At Friedman’s suggestion, we started with prawn cakes (the restaurant’s take on the ubiquitous crab cake appetizer) and Peli Peli chicken livers, a traditional South African dish in which the livers are sautéed with onion, peppers and spices, then served in a red wine mushroom sauce.
The restaurant offers a very serviceable list of South African and other wines. We chose the Ernie Els 2011 Proprietor’s Blend–full bodied with a nice bouquet, a worthy partner to the night’s fare.
For the main course, Friedman pointed us to three dishes that were easy to share: the Capetown Skillet, filled with shrimp, scallops and calamari, flanked on each side of the pan by two gigantic pan-seared tiger prawns; the Flavors of South Africa platter, which offers a small portion of each of Friedman’s excellent steak dishes; and the South African Mixed Grill, which includes boerwors (a Dutch-based South African sausage), pap and gravy (a polenta-like dish which is topped with an egg), and, the standout of the evening, a succulent grilled lamb chop, marinated in lemon and coated in Italian herbs. The lamb dish as well as a flat iron steak offered on the menu can only be ordered rare or medium rare. Too much cooking time and these cuts become tough and lose their flavor.

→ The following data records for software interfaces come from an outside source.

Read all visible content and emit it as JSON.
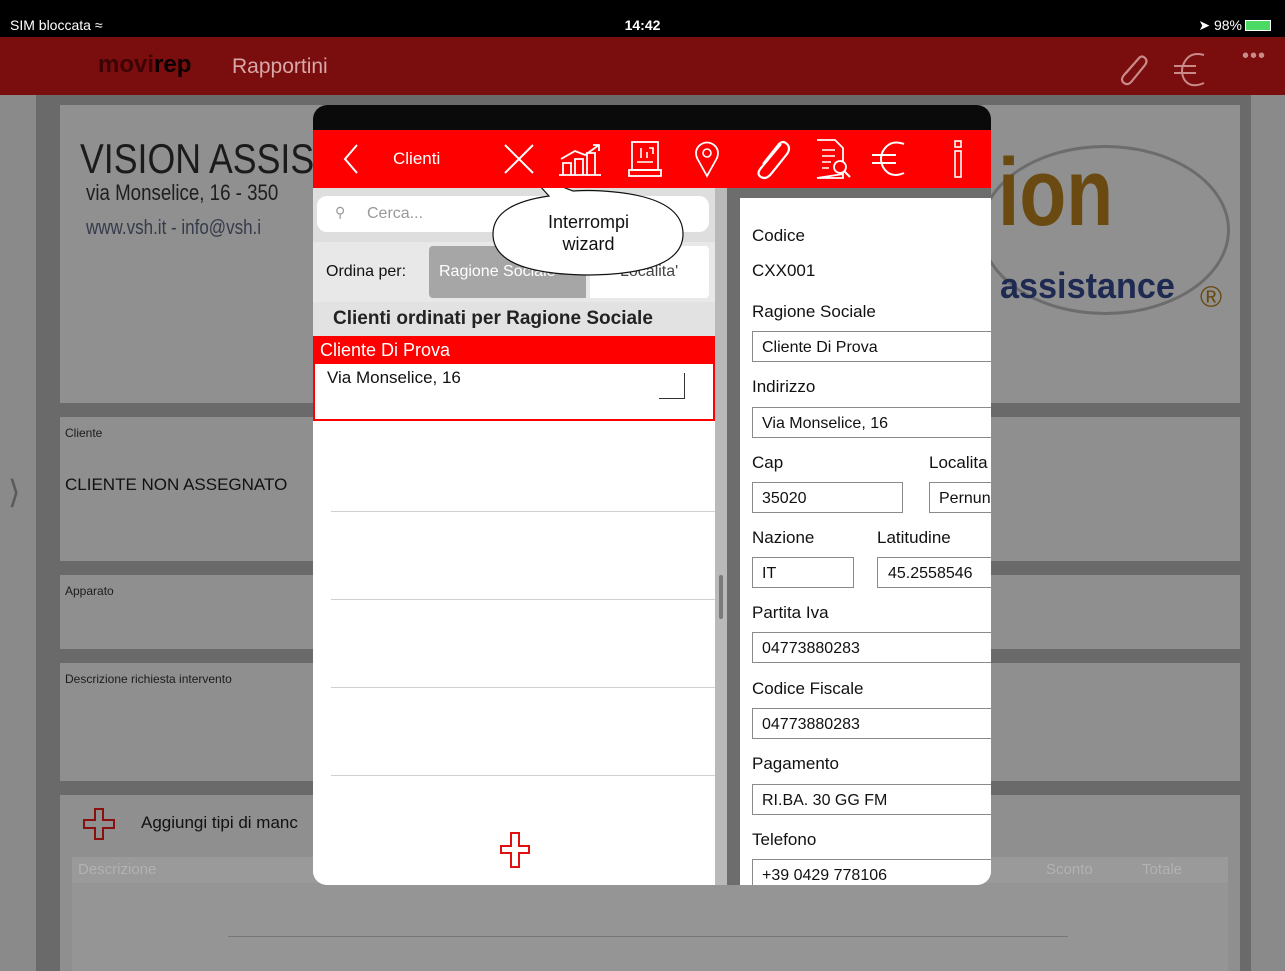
{
  "status_bar": {
    "carrier": "SIM bloccata",
    "time": "14:42",
    "battery": "98%"
  },
  "app": {
    "brand_part1": "movi",
    "brand_part2": "rep",
    "section": "Rapportini"
  },
  "background": {
    "company_name": "VISION ASSIST",
    "company_address": "via Monselice, 16 - 350",
    "company_web": "www.vsh.it - info@vsh.i",
    "logo_word": "ion",
    "logo_sub": "assistance",
    "logo_mark": "®",
    "cliente_label": "Cliente",
    "cliente_value": "CLIENTE NON ASSEGNATO",
    "apparato_label": "Apparato",
    "descrizione_label": "Descrizione richiesta intervento",
    "add_label": "Aggiungi tipi di manc",
    "table_headers": {
      "descrizione": "Descrizione",
      "sconto": "Sconto",
      "totale": "Totale"
    }
  },
  "modal": {
    "back_label": "Clienti",
    "search_placeholder": "Cerca...",
    "sort_label": "Ordina per:",
    "sort_options": [
      "Ragione Sociale",
      "Localita'"
    ],
    "list_header": "Clienti ordinati per Ragione Sociale",
    "selected_client": {
      "name": "Cliente Di Prova",
      "address": "Via Monselice, 16"
    },
    "callout_text": [
      "Interrompi",
      "wizard"
    ],
    "detail": {
      "codice_label": "Codice",
      "codice_value": "CXX001",
      "ragione_label": "Ragione Sociale",
      "ragione_value": "Cliente Di Prova",
      "indirizzo_label": "Indirizzo",
      "indirizzo_value": "Via Monselice, 16",
      "cap_label": "Cap",
      "cap_value": "35020",
      "localita_label": "Localita",
      "localita_value": "Pernun",
      "nazione_label": "Nazione",
      "nazione_value": "IT",
      "latitudine_label": "Latitudine",
      "latitudine_value": "45.2558546",
      "piva_label": "Partita Iva",
      "piva_value": "04773880283",
      "cf_label": "Codice Fiscale",
      "cf_value": "04773880283",
      "pagamento_label": "Pagamento",
      "pagamento_value": "RI.BA. 30 GG FM",
      "telefono_label": "Telefono",
      "telefono_value": "+39 0429 778106"
    }
  },
  "colors": {
    "toolbar_red": "#ff0000",
    "appbar_red": "#7a0d0d",
    "logo_gold": "#c98f1c"
  },
  "icons": [
    "back-chevron-icon",
    "close-x-icon",
    "chart-icon",
    "register-icon",
    "location-pin-icon",
    "paperclip-icon",
    "document-search-icon",
    "euro-icon",
    "info-icon",
    "add-plus-icon",
    "checkbox-icon"
  ]
}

Central to the flavors woven into many of the dishes is the hot chili pepper known as the peli peli (a.k.a. piri piri, a.k.a. peri peri). It’s what Friedman does with this pepper, along with other spices and fruits, that makes his food unique. The marinades and sauces transform otherwise ordinary beef, chicken and fish dishes into a new taste experience.
With enthusiastic reviews and lines forming out the door of the original suburban northwest Vintage Park location, a second Peli Peli is set to open soon in the Galleria area.

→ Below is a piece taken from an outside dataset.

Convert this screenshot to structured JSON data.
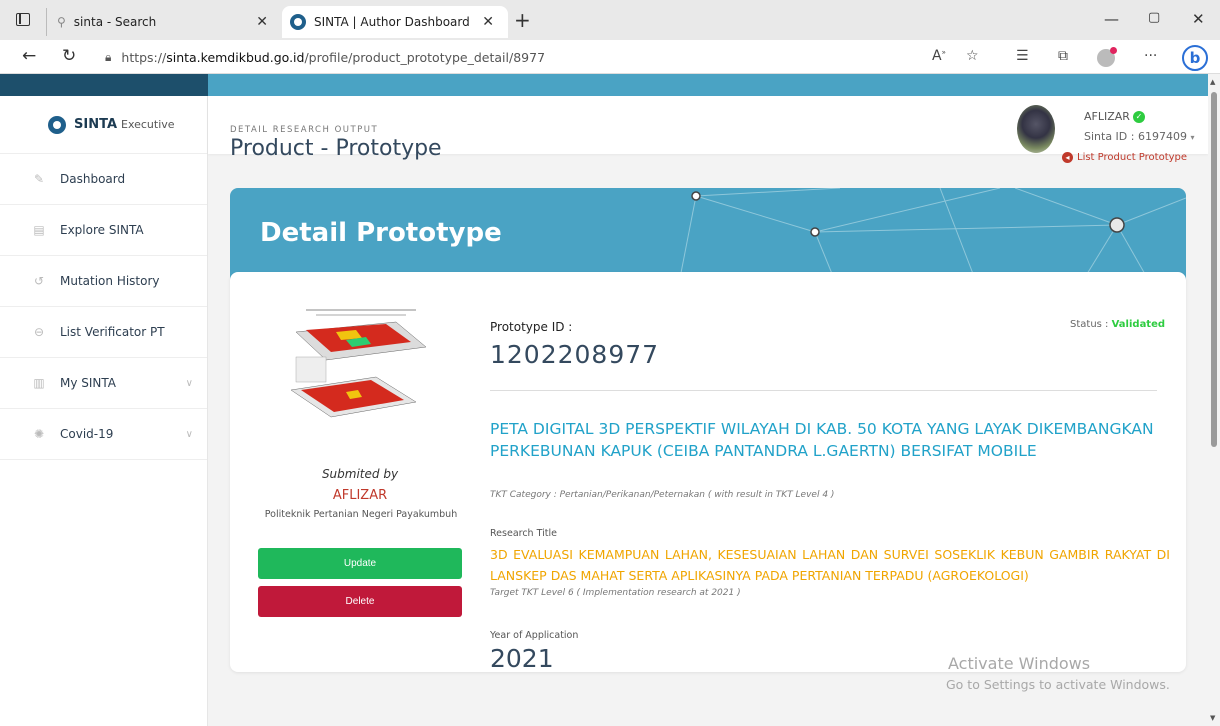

The owners are now considering a spinoff of their concept into a quick casual franchise, according to Eater Houston. Friedman and his partners definitely have the menu and the moxie to make a go of such a venture, but Chef Johnny and the rest of us at the table loved every minute of the restaurant’s current incarnation.
110 Vintage Park Boulevard, Suite P
Houston, Texas 77070
3 thoughts on “The Zydeco Chef Dines at Houston’s Peli Peli”
In my opinion, Peli Peli is the best restaurant in Houston. The food is awesome! Great staff and environment!